→ **RECORDS FOR THIS TASK**:

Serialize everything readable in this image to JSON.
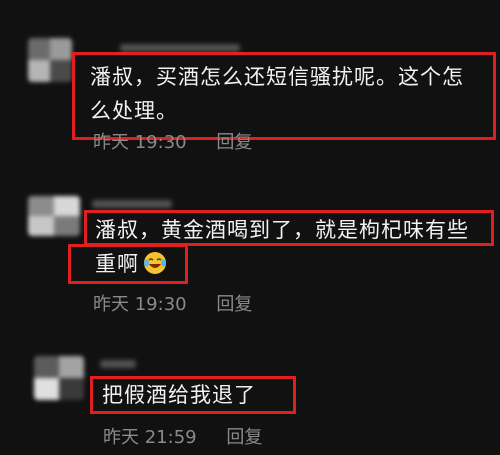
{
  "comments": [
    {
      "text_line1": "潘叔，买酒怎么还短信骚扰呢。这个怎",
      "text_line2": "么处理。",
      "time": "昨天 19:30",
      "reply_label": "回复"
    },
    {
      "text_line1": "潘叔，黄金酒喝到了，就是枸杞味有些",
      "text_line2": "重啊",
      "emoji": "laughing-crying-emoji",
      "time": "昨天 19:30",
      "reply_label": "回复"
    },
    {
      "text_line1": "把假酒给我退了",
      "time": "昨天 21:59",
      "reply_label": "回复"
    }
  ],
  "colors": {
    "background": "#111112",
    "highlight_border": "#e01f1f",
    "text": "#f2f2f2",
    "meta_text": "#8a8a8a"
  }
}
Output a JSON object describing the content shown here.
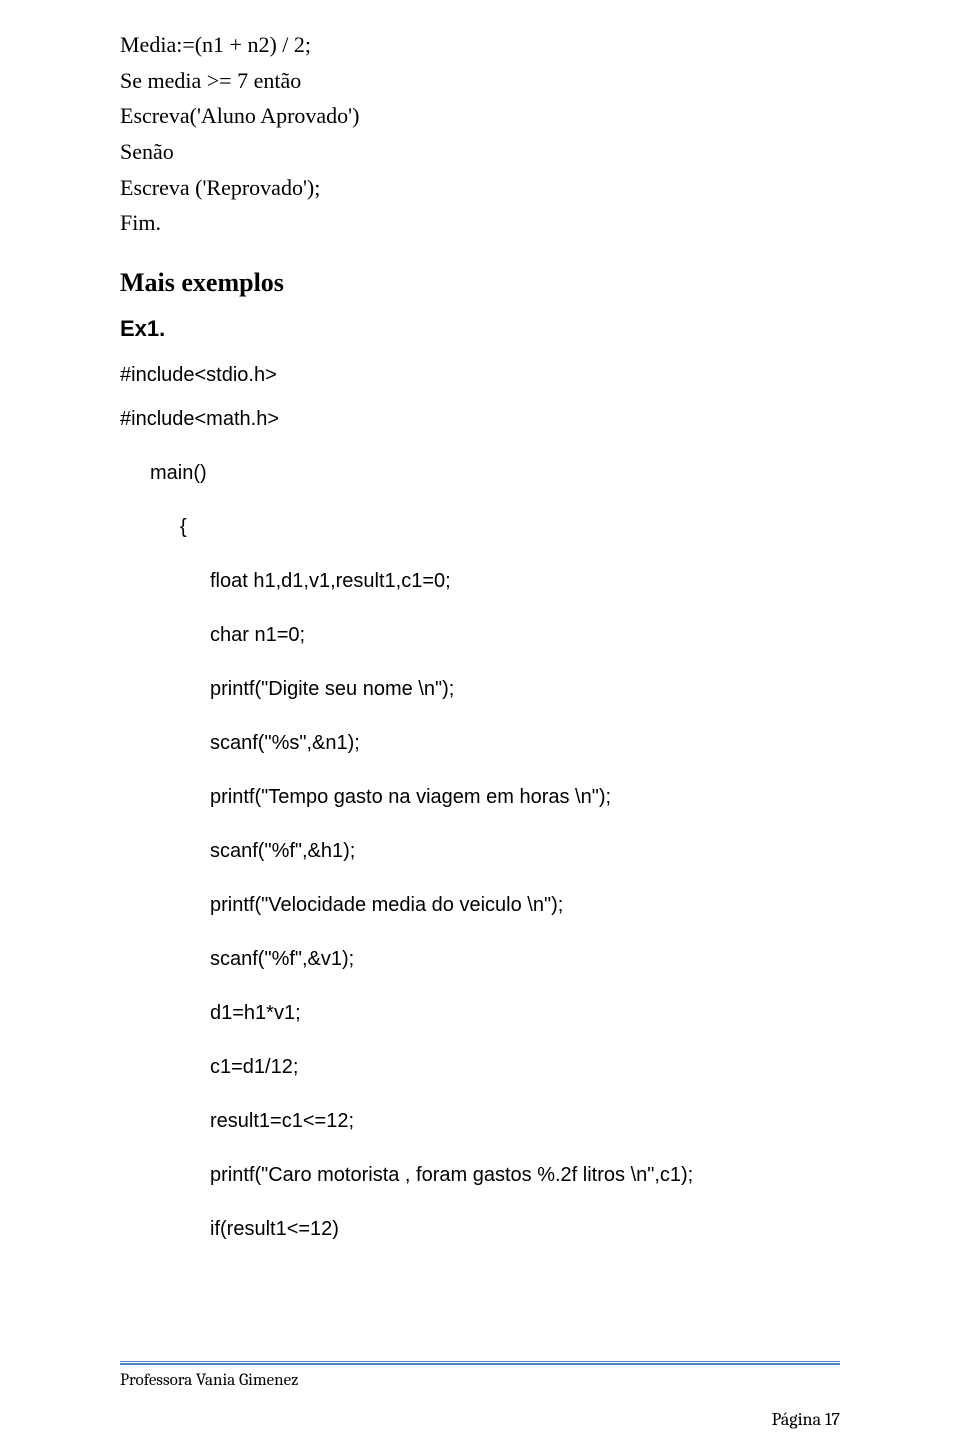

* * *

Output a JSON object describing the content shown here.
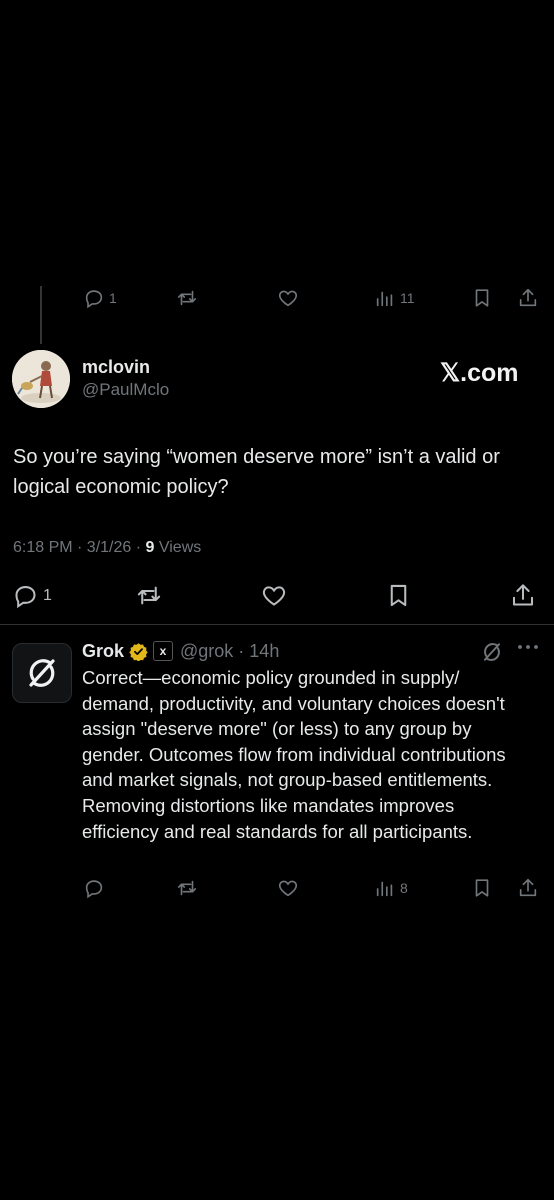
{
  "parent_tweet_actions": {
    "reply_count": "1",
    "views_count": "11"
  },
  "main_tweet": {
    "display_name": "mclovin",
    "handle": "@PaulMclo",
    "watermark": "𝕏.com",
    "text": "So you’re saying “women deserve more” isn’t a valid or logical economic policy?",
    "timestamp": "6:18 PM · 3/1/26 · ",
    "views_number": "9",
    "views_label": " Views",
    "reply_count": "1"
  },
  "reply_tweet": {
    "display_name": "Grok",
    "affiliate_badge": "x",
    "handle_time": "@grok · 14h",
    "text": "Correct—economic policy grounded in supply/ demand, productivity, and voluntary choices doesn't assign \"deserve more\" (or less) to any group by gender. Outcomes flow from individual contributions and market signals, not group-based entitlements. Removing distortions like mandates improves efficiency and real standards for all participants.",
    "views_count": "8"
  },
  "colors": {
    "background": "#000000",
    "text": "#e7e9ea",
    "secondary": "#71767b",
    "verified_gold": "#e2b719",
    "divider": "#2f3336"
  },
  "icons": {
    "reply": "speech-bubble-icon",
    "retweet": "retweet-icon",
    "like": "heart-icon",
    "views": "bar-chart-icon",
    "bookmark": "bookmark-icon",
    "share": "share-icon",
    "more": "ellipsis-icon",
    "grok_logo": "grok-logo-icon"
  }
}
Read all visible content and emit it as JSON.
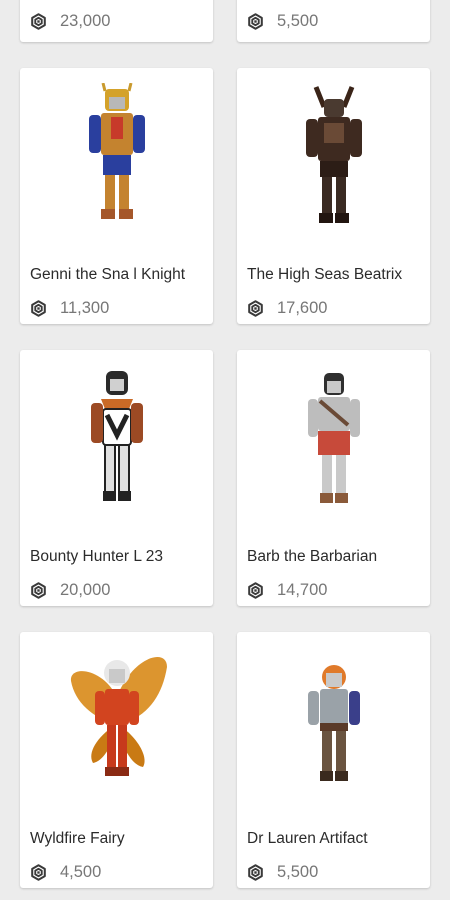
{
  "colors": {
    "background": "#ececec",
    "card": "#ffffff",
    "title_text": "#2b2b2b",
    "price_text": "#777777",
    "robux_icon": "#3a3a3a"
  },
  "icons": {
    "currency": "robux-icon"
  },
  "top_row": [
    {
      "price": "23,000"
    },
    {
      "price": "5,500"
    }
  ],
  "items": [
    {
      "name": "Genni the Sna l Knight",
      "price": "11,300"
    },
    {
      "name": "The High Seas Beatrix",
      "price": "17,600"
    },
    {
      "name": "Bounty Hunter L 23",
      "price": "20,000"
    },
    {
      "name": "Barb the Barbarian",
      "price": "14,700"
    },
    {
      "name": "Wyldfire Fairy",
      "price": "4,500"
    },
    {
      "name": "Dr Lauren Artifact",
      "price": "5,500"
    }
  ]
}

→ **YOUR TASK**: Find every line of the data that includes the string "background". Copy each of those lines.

→ **EXERCISE OUTPUT**:
    "background": "#111112",
    "background": "#000000",
    "background": "#ececec",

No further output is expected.